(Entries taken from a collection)

-*-

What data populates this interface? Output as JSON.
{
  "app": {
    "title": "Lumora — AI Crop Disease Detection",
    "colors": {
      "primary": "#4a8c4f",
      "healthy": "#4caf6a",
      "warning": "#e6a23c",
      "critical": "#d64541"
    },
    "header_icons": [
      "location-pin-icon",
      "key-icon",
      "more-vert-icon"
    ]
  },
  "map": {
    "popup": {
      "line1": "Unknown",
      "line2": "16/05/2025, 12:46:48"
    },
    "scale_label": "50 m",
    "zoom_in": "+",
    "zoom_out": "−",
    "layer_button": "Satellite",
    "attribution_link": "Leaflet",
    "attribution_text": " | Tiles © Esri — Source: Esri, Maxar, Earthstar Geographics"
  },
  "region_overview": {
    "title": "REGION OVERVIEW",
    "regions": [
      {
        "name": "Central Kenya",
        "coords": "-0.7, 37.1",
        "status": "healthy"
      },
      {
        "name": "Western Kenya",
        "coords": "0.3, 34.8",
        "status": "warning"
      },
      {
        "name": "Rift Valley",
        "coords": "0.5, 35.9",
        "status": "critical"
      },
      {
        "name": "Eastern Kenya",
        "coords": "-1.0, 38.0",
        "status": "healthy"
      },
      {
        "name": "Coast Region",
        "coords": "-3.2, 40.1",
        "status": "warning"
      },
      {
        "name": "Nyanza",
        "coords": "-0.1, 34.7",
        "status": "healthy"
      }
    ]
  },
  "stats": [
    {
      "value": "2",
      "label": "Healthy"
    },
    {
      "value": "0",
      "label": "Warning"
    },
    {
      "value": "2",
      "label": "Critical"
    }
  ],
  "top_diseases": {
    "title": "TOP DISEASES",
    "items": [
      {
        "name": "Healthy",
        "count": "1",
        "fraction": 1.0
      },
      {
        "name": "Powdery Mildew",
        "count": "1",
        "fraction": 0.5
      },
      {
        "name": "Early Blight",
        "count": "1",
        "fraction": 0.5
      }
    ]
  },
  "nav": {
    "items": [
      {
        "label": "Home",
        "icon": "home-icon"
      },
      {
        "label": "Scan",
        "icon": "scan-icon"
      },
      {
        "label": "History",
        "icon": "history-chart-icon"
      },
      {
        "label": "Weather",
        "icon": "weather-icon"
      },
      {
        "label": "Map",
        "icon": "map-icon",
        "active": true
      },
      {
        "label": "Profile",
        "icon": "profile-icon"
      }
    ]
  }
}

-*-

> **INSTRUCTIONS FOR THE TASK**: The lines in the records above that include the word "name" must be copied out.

> **FINAL ANSWER**:
        "name": "Central Kenya",
        "name": "Western Kenya",
        "name": "Rift Valley",
        "name": "Eastern Kenya",
        "name": "Coast Region",
        "name": "Nyanza",
        "name": "Healthy",
        "name": "Powdery Mildew",
        "name": "Early Blight",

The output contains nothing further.